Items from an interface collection
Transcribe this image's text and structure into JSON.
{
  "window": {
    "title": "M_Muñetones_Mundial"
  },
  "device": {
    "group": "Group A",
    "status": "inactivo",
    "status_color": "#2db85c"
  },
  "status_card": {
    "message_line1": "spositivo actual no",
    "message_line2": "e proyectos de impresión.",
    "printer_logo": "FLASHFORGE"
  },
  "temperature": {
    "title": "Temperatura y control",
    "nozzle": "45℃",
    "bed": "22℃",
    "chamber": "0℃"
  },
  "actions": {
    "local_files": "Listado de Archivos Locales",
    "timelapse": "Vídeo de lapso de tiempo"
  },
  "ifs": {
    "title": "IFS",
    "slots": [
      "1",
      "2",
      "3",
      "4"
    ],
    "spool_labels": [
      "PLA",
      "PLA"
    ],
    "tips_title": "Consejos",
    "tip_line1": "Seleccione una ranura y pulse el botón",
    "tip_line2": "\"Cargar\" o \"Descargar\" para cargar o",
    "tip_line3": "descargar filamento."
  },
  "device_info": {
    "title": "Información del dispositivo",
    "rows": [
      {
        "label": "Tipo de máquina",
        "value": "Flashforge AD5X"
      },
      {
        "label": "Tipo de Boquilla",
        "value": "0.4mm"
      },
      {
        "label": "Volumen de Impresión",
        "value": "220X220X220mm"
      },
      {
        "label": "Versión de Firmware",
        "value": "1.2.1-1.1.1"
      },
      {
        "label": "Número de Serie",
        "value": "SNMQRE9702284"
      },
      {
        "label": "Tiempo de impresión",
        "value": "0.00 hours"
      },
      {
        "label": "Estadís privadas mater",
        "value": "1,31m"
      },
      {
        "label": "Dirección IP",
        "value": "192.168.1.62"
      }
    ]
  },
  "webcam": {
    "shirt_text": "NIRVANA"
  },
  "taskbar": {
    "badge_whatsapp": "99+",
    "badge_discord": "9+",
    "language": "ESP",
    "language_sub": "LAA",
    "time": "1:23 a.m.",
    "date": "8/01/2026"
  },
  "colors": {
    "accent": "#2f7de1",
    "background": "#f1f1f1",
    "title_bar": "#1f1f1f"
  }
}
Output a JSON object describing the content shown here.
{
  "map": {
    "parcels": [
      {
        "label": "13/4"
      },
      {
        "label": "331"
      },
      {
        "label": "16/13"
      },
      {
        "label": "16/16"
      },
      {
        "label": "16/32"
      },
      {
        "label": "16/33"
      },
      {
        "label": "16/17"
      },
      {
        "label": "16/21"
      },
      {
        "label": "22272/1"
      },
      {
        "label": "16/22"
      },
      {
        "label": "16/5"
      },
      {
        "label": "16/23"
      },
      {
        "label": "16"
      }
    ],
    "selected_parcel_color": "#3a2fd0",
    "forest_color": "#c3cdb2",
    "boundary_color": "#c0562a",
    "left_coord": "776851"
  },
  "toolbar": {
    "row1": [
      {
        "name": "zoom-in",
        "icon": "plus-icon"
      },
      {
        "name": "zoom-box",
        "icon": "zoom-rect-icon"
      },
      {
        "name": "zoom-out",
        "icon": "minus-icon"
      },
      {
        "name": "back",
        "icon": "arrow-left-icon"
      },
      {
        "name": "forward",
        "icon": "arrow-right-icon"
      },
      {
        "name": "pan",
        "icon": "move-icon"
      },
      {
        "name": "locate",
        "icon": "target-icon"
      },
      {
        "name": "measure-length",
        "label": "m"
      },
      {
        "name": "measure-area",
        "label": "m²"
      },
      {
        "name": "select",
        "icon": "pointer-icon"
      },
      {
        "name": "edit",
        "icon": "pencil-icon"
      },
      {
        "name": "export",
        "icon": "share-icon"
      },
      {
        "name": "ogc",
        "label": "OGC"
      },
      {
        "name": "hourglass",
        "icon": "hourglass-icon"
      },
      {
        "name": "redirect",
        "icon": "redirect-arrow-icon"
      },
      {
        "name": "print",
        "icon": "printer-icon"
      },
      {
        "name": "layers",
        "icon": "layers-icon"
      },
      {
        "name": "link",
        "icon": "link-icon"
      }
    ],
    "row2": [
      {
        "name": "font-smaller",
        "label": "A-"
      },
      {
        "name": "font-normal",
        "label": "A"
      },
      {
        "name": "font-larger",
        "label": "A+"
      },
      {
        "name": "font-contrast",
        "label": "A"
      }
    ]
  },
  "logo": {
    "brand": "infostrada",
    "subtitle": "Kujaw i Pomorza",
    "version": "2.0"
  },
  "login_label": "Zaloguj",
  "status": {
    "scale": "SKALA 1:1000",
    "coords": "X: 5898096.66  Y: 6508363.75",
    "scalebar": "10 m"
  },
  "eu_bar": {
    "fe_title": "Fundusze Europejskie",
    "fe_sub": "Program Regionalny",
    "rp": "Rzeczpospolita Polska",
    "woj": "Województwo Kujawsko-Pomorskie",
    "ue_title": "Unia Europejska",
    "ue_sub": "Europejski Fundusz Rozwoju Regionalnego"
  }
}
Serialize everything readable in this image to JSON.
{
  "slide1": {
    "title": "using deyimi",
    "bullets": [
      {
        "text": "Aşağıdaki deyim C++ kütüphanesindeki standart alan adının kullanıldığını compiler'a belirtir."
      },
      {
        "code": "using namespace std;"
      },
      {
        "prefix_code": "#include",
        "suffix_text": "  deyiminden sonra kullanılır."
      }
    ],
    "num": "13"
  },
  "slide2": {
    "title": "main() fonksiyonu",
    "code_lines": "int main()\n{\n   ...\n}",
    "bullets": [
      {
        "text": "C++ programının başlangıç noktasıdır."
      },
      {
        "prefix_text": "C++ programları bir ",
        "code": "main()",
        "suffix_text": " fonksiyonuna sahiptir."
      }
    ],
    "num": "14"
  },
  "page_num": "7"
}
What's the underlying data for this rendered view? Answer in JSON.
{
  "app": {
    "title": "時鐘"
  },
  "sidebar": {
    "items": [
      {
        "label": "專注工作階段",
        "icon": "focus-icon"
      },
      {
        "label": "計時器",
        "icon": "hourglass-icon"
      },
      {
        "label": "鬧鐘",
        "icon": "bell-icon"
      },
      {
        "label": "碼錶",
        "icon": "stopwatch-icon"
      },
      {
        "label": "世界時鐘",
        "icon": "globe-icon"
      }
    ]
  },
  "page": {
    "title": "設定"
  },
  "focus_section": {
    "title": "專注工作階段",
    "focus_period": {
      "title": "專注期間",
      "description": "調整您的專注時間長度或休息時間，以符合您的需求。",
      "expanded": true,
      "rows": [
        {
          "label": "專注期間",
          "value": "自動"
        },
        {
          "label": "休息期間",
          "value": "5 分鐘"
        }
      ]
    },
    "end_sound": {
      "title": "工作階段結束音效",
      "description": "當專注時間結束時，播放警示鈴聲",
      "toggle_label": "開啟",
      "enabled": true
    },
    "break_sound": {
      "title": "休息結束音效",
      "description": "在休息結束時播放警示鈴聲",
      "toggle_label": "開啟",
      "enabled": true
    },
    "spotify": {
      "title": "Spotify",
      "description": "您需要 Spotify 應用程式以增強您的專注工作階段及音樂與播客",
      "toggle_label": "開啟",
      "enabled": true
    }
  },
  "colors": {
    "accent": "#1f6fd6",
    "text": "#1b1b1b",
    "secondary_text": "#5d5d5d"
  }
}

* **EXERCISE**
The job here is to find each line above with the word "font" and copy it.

* **RESPONSE AREA**
        "name": "font-smaller",
        "name": "font-normal",
        "name": "font-larger",
        "name": "font-contrast",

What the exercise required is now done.